* BRIEF: Set down every record exactly as it appears.

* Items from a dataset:
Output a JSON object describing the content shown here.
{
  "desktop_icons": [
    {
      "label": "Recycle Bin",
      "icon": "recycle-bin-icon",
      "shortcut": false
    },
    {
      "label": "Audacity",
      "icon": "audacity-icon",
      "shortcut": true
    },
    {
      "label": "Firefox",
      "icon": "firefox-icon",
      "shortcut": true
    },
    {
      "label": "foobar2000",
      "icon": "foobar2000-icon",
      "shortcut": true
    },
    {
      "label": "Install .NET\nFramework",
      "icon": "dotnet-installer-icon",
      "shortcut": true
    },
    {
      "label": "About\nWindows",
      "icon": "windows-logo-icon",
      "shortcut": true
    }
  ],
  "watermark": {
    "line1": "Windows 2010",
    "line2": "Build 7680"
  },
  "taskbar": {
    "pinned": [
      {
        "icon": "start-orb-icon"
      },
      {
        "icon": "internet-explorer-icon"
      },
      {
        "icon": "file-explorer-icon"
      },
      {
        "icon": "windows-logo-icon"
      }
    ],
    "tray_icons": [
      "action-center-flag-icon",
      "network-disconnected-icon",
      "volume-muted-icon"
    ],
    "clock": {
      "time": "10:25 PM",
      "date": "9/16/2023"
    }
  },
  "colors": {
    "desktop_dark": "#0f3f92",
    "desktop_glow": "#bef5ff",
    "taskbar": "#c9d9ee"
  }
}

* YOUR RESPONSE:
Output a JSON object describing the content shown here.
{
  "desktop_icons": [
    {
      "label": "Recycle Bin",
      "icon": "recycle-bin-icon",
      "shortcut": false
    },
    {
      "label": "Audacity",
      "icon": "audacity-icon",
      "shortcut": true
    },
    {
      "label": "Firefox",
      "icon": "firefox-icon",
      "shortcut": true
    },
    {
      "label": "foobar2000",
      "icon": "foobar2000-icon",
      "shortcut": true
    },
    {
      "label": "Install .NET\nFramework",
      "icon": "dotnet-installer-icon",
      "shortcut": true
    },
    {
      "label": "About\nWindows",
      "icon": "windows-logo-icon",
      "shortcut": true
    }
  ],
  "watermark": {
    "line1": "Windows 2010",
    "line2": "Build 7680"
  },
  "taskbar": {
    "pinned": [
      {
        "icon": "start-orb-icon"
      },
      {
        "icon": "internet-explorer-icon"
      },
      {
        "icon": "file-explorer-icon"
      },
      {
        "icon": "windows-logo-icon"
      }
    ],
    "tray_icons": [
      "action-center-flag-icon",
      "network-disconnected-icon",
      "volume-muted-icon"
    ],
    "clock": {
      "time": "10:25 PM",
      "date": "9/16/2023"
    }
  },
  "colors": {
    "desktop_dark": "#0f3f92",
    "desktop_glow": "#bef5ff",
    "taskbar": "#c9d9ee"
  }
}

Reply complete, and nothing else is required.